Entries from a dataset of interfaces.
****************

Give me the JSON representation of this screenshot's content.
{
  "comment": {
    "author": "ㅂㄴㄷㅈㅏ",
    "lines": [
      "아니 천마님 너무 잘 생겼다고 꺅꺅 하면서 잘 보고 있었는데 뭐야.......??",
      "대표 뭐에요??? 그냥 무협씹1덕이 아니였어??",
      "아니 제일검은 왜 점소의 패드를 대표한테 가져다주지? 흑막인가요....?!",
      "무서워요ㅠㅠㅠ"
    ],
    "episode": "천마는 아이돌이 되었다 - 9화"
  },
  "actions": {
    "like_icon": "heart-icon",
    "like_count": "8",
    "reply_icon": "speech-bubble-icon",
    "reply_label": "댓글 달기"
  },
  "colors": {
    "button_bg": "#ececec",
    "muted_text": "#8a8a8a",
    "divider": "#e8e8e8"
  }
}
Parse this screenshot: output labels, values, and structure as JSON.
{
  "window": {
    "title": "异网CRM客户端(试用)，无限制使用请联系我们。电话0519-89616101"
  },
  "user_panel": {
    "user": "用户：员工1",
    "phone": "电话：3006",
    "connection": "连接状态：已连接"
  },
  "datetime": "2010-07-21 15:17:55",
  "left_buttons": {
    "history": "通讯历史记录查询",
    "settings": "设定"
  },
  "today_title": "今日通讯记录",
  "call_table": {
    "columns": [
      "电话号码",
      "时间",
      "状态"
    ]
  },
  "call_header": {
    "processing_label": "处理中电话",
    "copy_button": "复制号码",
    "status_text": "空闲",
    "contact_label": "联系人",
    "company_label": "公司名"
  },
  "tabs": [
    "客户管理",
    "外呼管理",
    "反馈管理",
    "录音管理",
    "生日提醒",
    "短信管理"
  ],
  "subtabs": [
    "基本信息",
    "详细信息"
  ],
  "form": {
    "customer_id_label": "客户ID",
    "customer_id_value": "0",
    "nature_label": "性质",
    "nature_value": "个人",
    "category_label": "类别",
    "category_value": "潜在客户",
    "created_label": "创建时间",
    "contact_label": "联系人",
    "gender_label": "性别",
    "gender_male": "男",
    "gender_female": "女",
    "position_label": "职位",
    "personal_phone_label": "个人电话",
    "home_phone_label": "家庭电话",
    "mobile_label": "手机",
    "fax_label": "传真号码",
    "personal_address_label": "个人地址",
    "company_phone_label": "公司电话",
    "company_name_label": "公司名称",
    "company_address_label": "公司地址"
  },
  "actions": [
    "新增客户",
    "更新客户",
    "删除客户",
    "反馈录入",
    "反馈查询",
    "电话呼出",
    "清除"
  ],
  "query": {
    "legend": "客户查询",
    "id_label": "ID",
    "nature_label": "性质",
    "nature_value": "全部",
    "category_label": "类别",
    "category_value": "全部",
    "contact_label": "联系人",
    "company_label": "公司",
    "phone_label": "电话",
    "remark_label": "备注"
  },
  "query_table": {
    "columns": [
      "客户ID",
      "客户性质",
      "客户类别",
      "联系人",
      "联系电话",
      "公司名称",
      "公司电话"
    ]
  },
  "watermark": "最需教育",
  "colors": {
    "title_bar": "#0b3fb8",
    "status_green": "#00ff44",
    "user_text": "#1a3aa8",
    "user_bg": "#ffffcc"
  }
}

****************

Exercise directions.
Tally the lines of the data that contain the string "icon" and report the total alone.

Exercise answer.
2